DC appeals court ruling on credit reporting violations deepens circuit split

REUTERS/Andrew Kelly
  • Decision deepens split over gov't liability under FCRA
  • Dissenting judge said question reached unecessarily

(Reuters) - A federal appeals court in Washington, D.C., ruled on Friday that government agencies can be sued under the Fair Credit Reporting Act, deepening a circuit split on the issue but drawing a sharp dissent from one judge.

The U.S. Court of Appeals for the District of Columbia Circuit ruled 2-1 that Congress waived the federal government's sovereign immunity under the law, which governs how credit agencies handle consumer information.

U.S. Circuit Court Judge Gregory Katsas wrote for the court that the law explicitly allows government agencies to be sued, agreeing with the 7th Circuit and disagreeing with the 4th and 9th Circuits, which found that the law did not waive sovereign immunity.

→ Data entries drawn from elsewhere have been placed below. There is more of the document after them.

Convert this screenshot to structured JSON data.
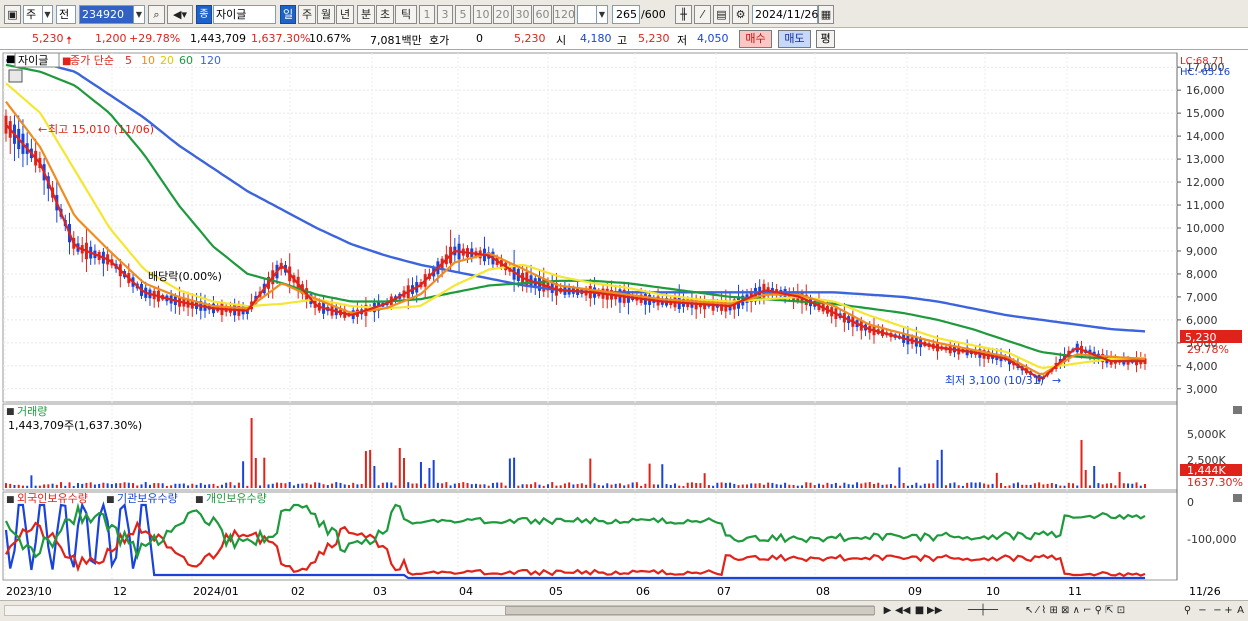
{
  "toolbar": {
    "period_label": "주",
    "prev_label": "전",
    "code": "234920",
    "badge": "종",
    "name": "자이글",
    "timeframes": [
      "일",
      "주",
      "월",
      "년",
      "분",
      "초",
      "틱"
    ],
    "minutes": [
      "1",
      "3",
      "5",
      "10",
      "20",
      "30",
      "60",
      "120"
    ],
    "count": "265",
    "count_total": "/600",
    "date": "2024/11/26"
  },
  "quote": {
    "price": "5,230",
    "change": "1,200",
    "change_pct": "+29.78%",
    "volume": "1,443,709",
    "vol_ratio": "1,637.30%",
    "turnover": "10.67%",
    "amount": "7,081백만",
    "ask_label": "호가",
    "ask_value": "0",
    "ask_price": "5,230",
    "open_label": "시",
    "open": "4,180",
    "high_label": "고",
    "high": "5,230",
    "low_label": "저",
    "low": "4,050",
    "buy": "매수",
    "sell": "매도",
    "eval": "평"
  },
  "price_panel": {
    "name_tag": "자이글",
    "legend": [
      "종가 단순",
      "5",
      "10",
      "20",
      "60",
      "120"
    ],
    "lc": "LC:68.71",
    "hc": "HC:-65.16",
    "y_ticks": [
      "17,000",
      "16,000",
      "15,000",
      "14,000",
      "13,000",
      "12,000",
      "11,000",
      "10,000",
      "9,000",
      "8,000",
      "7,000",
      "6,000",
      "5,000",
      "4,000",
      "3,000"
    ],
    "high_note": "최고 15,010 (11/06)",
    "div_note": "배당락(0.00%)",
    "low_note": "최저 3,100 (10/31)",
    "cur_price": "5,230",
    "cur_pct": "29.78%"
  },
  "volume_panel": {
    "title": "거래량",
    "value": "1,443,709주(1,637.30%)",
    "ticks": [
      "5,000K",
      "2,500K"
    ],
    "cur": "1,444K",
    "cur_pct": "1637.30%"
  },
  "holdings_panel": {
    "foreign": "외국인보유수량",
    "inst": "기관보유수량",
    "indiv": "개인보유수량",
    "ticks": [
      "0",
      "-100,000"
    ]
  },
  "x_axis": [
    "2023/10",
    "12",
    "2024/01",
    "02",
    "03",
    "04",
    "05",
    "06",
    "07",
    "08",
    "09",
    "10",
    "11",
    "11/26"
  ],
  "colors": {
    "up": "#e0231a",
    "down": "#1a44d9",
    "ma5": "#e0231a",
    "ma10": "#f08c1e",
    "ma20": "#f5e632",
    "ma60": "#1e9a3c",
    "ma120": "#3c64dc"
  },
  "chart_data": {
    "type": "line",
    "title": "",
    "series": [
      {
        "name": "5",
        "values": [
          14500,
          12800,
          9200,
          8600,
          7200,
          6800,
          6500,
          6400,
          8400,
          6600,
          6200,
          6700,
          7500,
          9000,
          8800,
          7800,
          7300,
          7200,
          7000,
          6800,
          6700,
          6600,
          7300,
          7000,
          6300,
          5600,
          5200,
          4800,
          4600,
          4300,
          3400,
          4800,
          4200,
          4200
        ]
      },
      {
        "name": "10",
        "values": [
          15500,
          13500,
          10500,
          9000,
          7600,
          7000,
          6600,
          6500,
          7600,
          6900,
          6300,
          6500,
          7100,
          8500,
          8900,
          8200,
          7500,
          7300,
          7100,
          6900,
          6800,
          6700,
          7100,
          7100,
          6600,
          5800,
          5400,
          5000,
          4700,
          4400,
          3600,
          4500,
          4400,
          4300
        ]
      },
      {
        "name": "20",
        "values": [
          16300,
          15000,
          12500,
          10000,
          8200,
          7300,
          6800,
          6600,
          6700,
          6900,
          6600,
          6500,
          6600,
          7500,
          8200,
          8400,
          7900,
          7600,
          7400,
          7100,
          6900,
          6800,
          6900,
          7000,
          6800,
          6200,
          5700,
          5200,
          4900,
          4600,
          3900,
          4100,
          4300,
          4350
        ]
      },
      {
        "name": "60",
        "values": [
          17100,
          16800,
          16200,
          15000,
          13200,
          11000,
          9200,
          8000,
          7600,
          7100,
          6800,
          6800,
          6900,
          7200,
          7500,
          7600,
          7700,
          7700,
          7600,
          7400,
          7200,
          7000,
          6900,
          6800,
          6700,
          6500,
          6300,
          6000,
          5600,
          5100,
          4600,
          4400,
          4300,
          4250
        ]
      },
      {
        "name": "120",
        "values": [
          17300,
          17200,
          16800,
          15800,
          14800,
          13600,
          12600,
          11600,
          10800,
          10000,
          9300,
          8800,
          8400,
          8100,
          7800,
          7500,
          7300,
          7200,
          7200,
          7200,
          7200,
          7200,
          7200,
          7200,
          7200,
          7100,
          7000,
          6800,
          6500,
          6200,
          6000,
          5800,
          5600,
          5500
        ]
      }
    ],
    "ylim": [
      2600,
      17400
    ]
  }
}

Katsas wrote, however, that the Federal Motor Carrier Safety Administration was not a consumer reporting agency under the law, meaning that two truck drivers could not sue the agency for providing their driving records to prospective employers.

U.S. Circuit Court Judge Robert Wilkins joined in the opinion.

Charles Stinson, an attorney for the plaintiffs, said on Friday that the defense is pleased the court ruled that the federal government can be liable for damages under the FCRA.

"But we are disappointed that the court ignored FMCSA's role as a consumer reporting agency, eliminating an important tool for truck drivers to protect their reputations and livelihoods," Stinson said.

A spokesperson for the Department of Transportation did not immediately reply to a request for comment.

U.S. Circuit Court Judge Raymond Randolph dissented from the opinion, saying the majority was wrong to weigh in on the sovereign immunity question.

"One may wonder how it can be that a statute waives the sovereign immunity of a federal agency when the statute does not even apply to the agency?" he wrote.

Randolph took aim at Katsas' concurring opinion, which explained why sovereign immunity was a jurisdictional question that had to be decided first.

Courts including the U.S. Supreme Court have said in the "clearest possible terms" that judges are not required to determine whether they have jurisdiction under a particular statute before reaching the merits of a case, Randolph said.

The case is Mowrer v. DOT, U.S. Court of Appeals for the District of Columbia Circuit, No. 19-5321.

For the truckers: Charles Stinson and Paul Cullen of The Cullen Law Firm

For the Department of Transportation: Caroline Lopez of the Department of Justice and Mark Stern of the Department of Transportation

(NOTE: This story has been updated with comment from the plaintiffs' counsel.)

Our Standards: The Thomson Reuters Trust Principles.

Thomson Reuters

Jody Godoy reports on banking and securities law. Reach her at jody.godoy@thomsonreuters.com